▸ TASK
The required answer is every line of the data containing the word "title".

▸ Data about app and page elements
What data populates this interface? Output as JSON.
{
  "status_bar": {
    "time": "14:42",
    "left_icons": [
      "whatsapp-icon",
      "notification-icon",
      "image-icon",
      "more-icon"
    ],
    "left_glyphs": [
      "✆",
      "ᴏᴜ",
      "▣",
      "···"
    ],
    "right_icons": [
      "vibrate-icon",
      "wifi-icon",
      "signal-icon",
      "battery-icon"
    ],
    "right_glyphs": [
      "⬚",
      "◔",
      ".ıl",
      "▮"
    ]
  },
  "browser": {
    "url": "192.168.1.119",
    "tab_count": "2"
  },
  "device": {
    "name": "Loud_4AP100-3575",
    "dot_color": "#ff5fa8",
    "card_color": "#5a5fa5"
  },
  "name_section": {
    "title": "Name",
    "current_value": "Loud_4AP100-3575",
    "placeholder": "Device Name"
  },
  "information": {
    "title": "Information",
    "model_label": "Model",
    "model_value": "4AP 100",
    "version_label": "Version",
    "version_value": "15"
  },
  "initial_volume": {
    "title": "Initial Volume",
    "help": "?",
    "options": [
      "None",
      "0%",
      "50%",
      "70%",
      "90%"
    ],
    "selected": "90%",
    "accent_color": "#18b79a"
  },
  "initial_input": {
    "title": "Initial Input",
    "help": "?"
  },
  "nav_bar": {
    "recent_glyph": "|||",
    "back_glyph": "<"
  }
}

▸ REPLY TO THE TASK
    "title": "Name",
    "title": "Information",
    "title": "Initial Volume",
    "title": "Initial Input",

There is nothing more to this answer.